__WHAT TO PRODUCE__: Images are to be skipped; everything else in the records must be repeated exactly.

__DATA RECORDS__:
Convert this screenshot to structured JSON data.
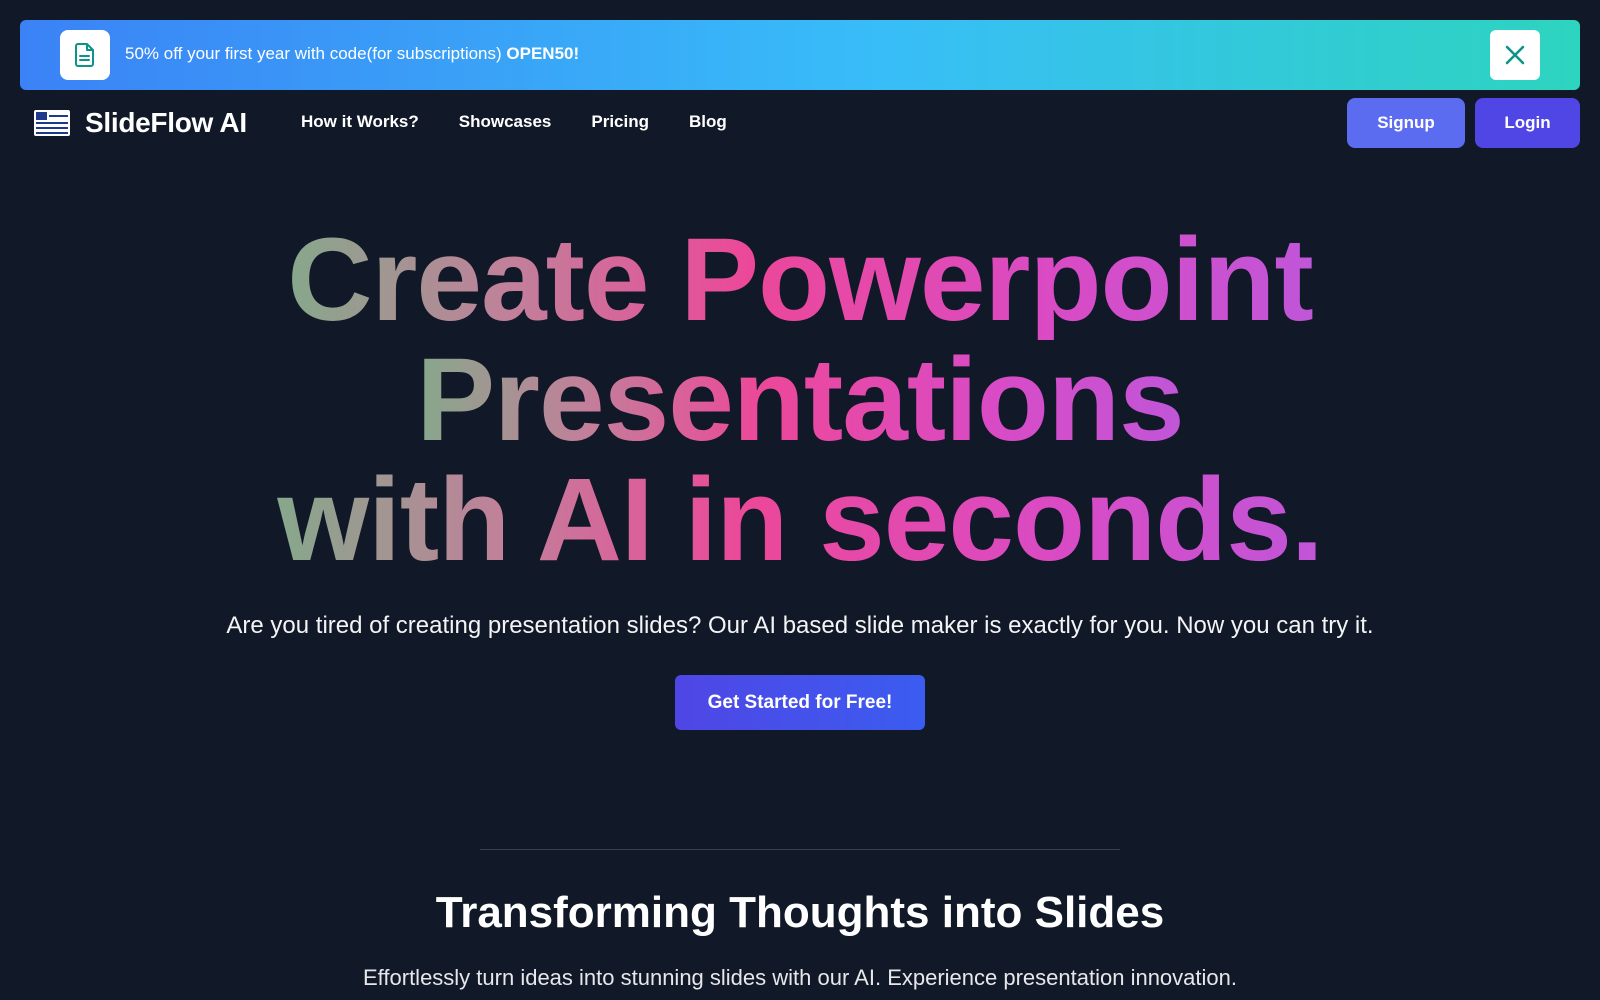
{
  "banner": {
    "text": "50% off your first year with code(for subscriptions) ",
    "code": "OPEN50!"
  },
  "nav": {
    "brand": "SlideFlow AI",
    "links": [
      "How it Works?",
      "Showcases",
      "Pricing",
      "Blog"
    ],
    "signup_label": "Signup",
    "login_label": "Login"
  },
  "hero": {
    "line1": "Create Powerpoint",
    "line2": "Presentations",
    "line3": "with AI in seconds.",
    "subtitle": "Are you tired of creating presentation slides? Our AI based slide maker is exactly for you. Now you can try it.",
    "cta_label": "Get Started for Free!"
  },
  "section": {
    "title": "Transforming Thoughts into Slides",
    "subtitle": "Effortlessly turn ideas into stunning slides with our AI. Experience presentation innovation."
  },
  "colors": {
    "background": "#111827",
    "signup": "#5b6cf0",
    "login": "#4f46e5",
    "accent_pink": "#ec4899"
  },
  "icons": {
    "banner": "document-icon",
    "close": "close-icon",
    "logo": "slides-logo-icon"
  }
}
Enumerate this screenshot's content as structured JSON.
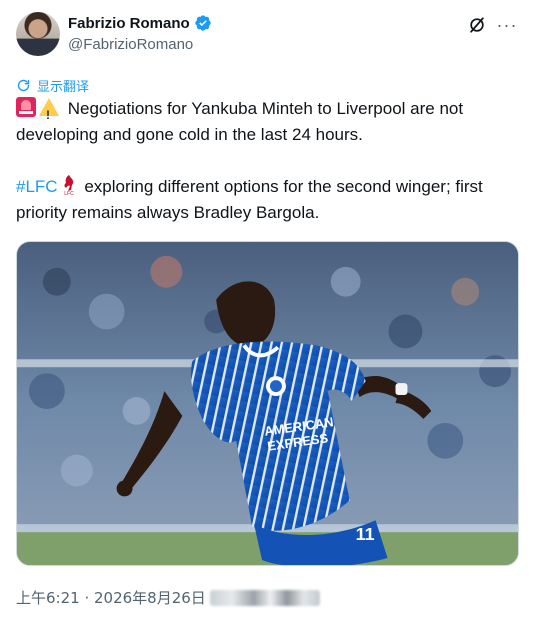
{
  "author": {
    "display_name": "Fabrizio Romano",
    "handle": "@FabrizioRomano",
    "verified": true
  },
  "actions": {
    "grok_icon": "grok-icon",
    "more_icon": "more-icon",
    "more_label": "···"
  },
  "translate_label": "显示翻译",
  "tweet": {
    "line1": "Negotiations for Yankuba Minteh to Liverpool are not developing and gone cold in the last 24 hours.",
    "hashtag": "#LFC",
    "line2": "exploring different options for the second winger; first priority remains always Bradley Bargola."
  },
  "media": {
    "alt": "Player in blue and white striped kit",
    "shirt_sponsor": "AMERICAN EXPRESS",
    "shirt_number": "11"
  },
  "meta": {
    "timestamp": "上午6:21 · 2026年8月26日"
  },
  "colors": {
    "accent": "#1d9bf0",
    "text": "#0f1419",
    "secondary": "#536471"
  }
}
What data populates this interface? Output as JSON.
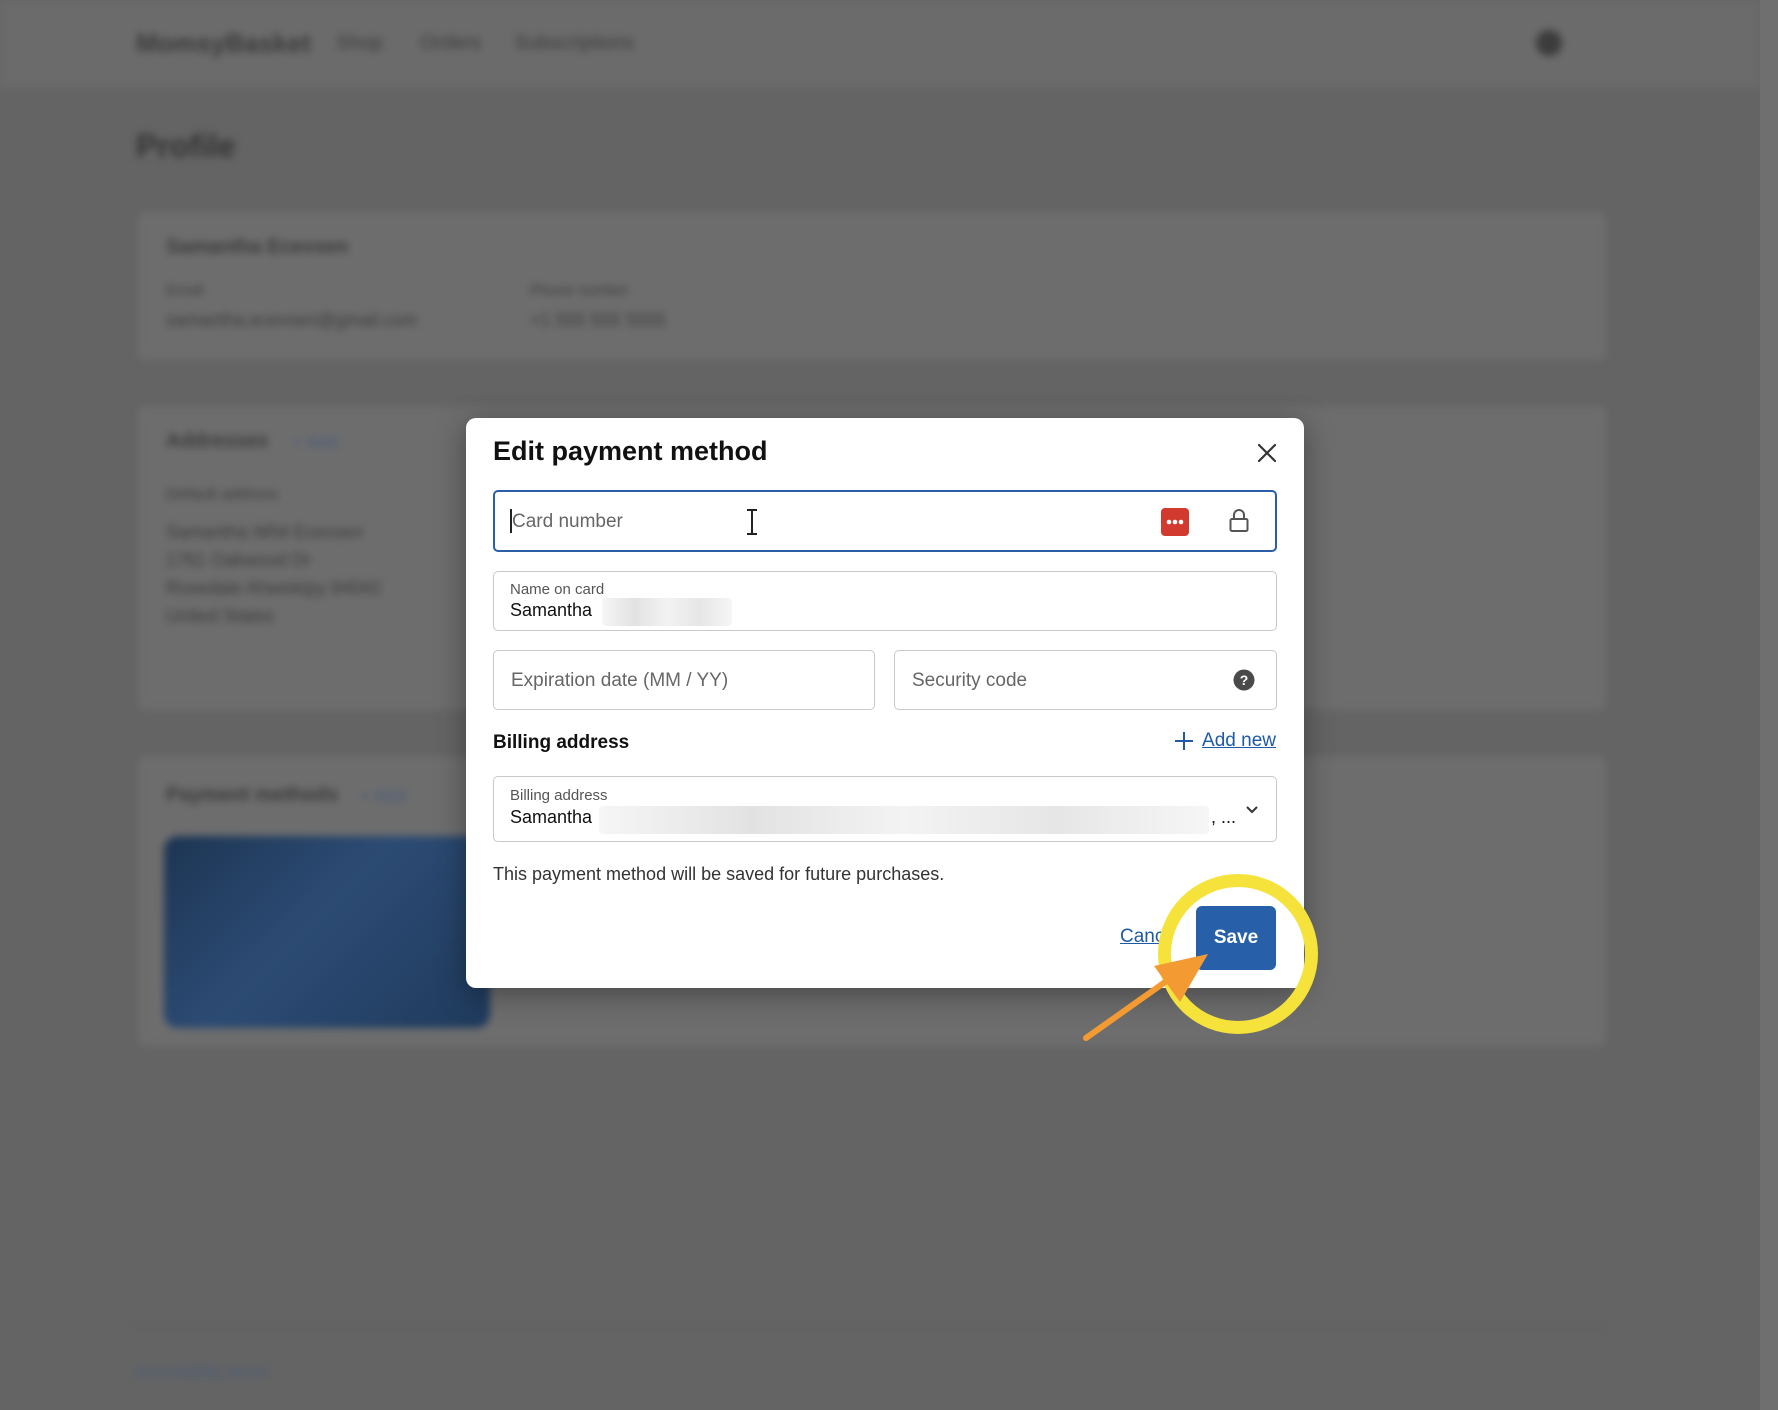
{
  "background": {
    "brand": "MomsyBasket",
    "nav": [
      "Shop",
      "Orders",
      "Subscriptions"
    ],
    "page_title": "Profile",
    "account_name": "Samantha Ecevsen",
    "email_label": "Email",
    "email_value": "samantha.ecevsen@gmail.com",
    "phone_label": "Phone number",
    "phone_value": "+1 555 555 5555",
    "addresses_title": "Addresses",
    "addresses_add": "+ Add",
    "default_address_label": "Default address",
    "address_lines": [
      "Samantha Whit Ecevsen",
      "1761 Oakwood Dr",
      "Rosedale Ahwiskipy 84042",
      "United States"
    ],
    "payment_title": "Payment methods",
    "payment_add": "+ Add",
    "footer_link": "Accessibility terms"
  },
  "modal": {
    "title": "Edit payment method",
    "card_number_placeholder": "Card number",
    "name_on_card_label": "Name on card",
    "name_on_card_value": "Samantha",
    "expiration_placeholder": "Expiration date (MM / YY)",
    "security_code_placeholder": "Security code",
    "billing_section_label": "Billing address",
    "add_new_label": "Add new",
    "billing_select_label": "Billing address",
    "billing_select_value": "Samantha",
    "billing_select_ellipsis": ", ...",
    "note": "This payment method will be saved for future purchases.",
    "cancel_label": "Cancel",
    "save_label": "Save"
  },
  "colors": {
    "primary": "#2760a8",
    "link": "#1e5aa8",
    "highlight": "#f5e23a",
    "arrow": "#f39a33",
    "password_manager": "#d33a2f"
  },
  "icons": [
    "close-icon",
    "password-manager-icon",
    "lock-icon",
    "help-icon",
    "plus-icon",
    "chevron-down-icon",
    "text-cursor-icon"
  ]
}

__THE ANSWER__:
Convert this screenshot to structured JSON data.
{
  "banner": {
    "text": "50% off your first year with code(for subscriptions) ",
    "code": "OPEN50!"
  },
  "nav": {
    "brand": "SlideFlow AI",
    "links": [
      "How it Works?",
      "Showcases",
      "Pricing",
      "Blog"
    ],
    "signup_label": "Signup",
    "login_label": "Login"
  },
  "hero": {
    "line1": "Create Powerpoint",
    "line2": "Presentations",
    "line3": "with AI in seconds.",
    "subtitle": "Are you tired of creating presentation slides? Our AI based slide maker is exactly for you. Now you can try it.",
    "cta_label": "Get Started for Free!"
  },
  "section": {
    "title": "Transforming Thoughts into Slides",
    "subtitle": "Effortlessly turn ideas into stunning slides with our AI. Experience presentation innovation."
  },
  "colors": {
    "background": "#111827",
    "signup": "#5b6cf0",
    "login": "#4f46e5",
    "accent_pink": "#ec4899"
  },
  "icons": {
    "banner": "document-icon",
    "close": "close-icon",
    "logo": "slides-logo-icon"
  }
}
Enumerate this screenshot's content as structured JSON.
{
  "author": {
    "display_name": "Fabrizio Romano",
    "handle": "@FabrizioRomano",
    "verified": true
  },
  "actions": {
    "grok_icon": "grok-icon",
    "more_icon": "more-icon",
    "more_label": "···"
  },
  "translate_label": "显示翻译",
  "tweet": {
    "line1": "Negotiations for Yankuba Minteh to Liverpool are not developing and gone cold in the last 24 hours.",
    "hashtag": "#LFC",
    "line2": "exploring different options for the second winger; first priority remains always Bradley Bargola."
  },
  "media": {
    "alt": "Player in blue and white striped kit",
    "shirt_sponsor": "AMERICAN EXPRESS",
    "shirt_number": "11"
  },
  "meta": {
    "timestamp": "上午6:21 · 2026年8月26日"
  },
  "colors": {
    "accent": "#1d9bf0",
    "text": "#0f1419",
    "secondary": "#536471"
  }
}
What data populates this interface? Output as JSON.
{
  "background": {
    "brand": "MomsyBasket",
    "nav": [
      "Shop",
      "Orders",
      "Subscriptions"
    ],
    "page_title": "Profile",
    "account_name": "Samantha Ecevsen",
    "email_label": "Email",
    "email_value": "samantha.ecevsen@gmail.com",
    "phone_label": "Phone number",
    "phone_value": "+1 555 555 5555",
    "addresses_title": "Addresses",
    "addresses_add": "+ Add",
    "default_address_label": "Default address",
    "address_lines": [
      "Samantha Whit Ecevsen",
      "1761 Oakwood Dr",
      "Rosedale Ahwiskipy 84042",
      "United States"
    ],
    "payment_title": "Payment methods",
    "payment_add": "+ Add",
    "footer_link": "Accessibility terms"
  },
  "modal": {
    "title": "Edit payment method",
    "card_number_placeholder": "Card number",
    "name_on_card_label": "Name on card",
    "name_on_card_value": "Samantha",
    "expiration_placeholder": "Expiration date (MM / YY)",
    "security_code_placeholder": "Security code",
    "billing_section_label": "Billing address",
    "add_new_label": "Add new",
    "billing_select_label": "Billing address",
    "billing_select_value": "Samantha",
    "billing_select_ellipsis": ", ...",
    "note": "This payment method will be saved for future purchases.",
    "cancel_label": "Cancel",
    "save_label": "Save"
  },
  "colors": {
    "primary": "#2760a8",
    "link": "#1e5aa8",
    "highlight": "#f5e23a",
    "arrow": "#f39a33",
    "password_manager": "#d33a2f"
  },
  "icons": [
    "close-icon",
    "password-manager-icon",
    "lock-icon",
    "help-icon",
    "plus-icon",
    "chevron-down-icon",
    "text-cursor-icon"
  ]
}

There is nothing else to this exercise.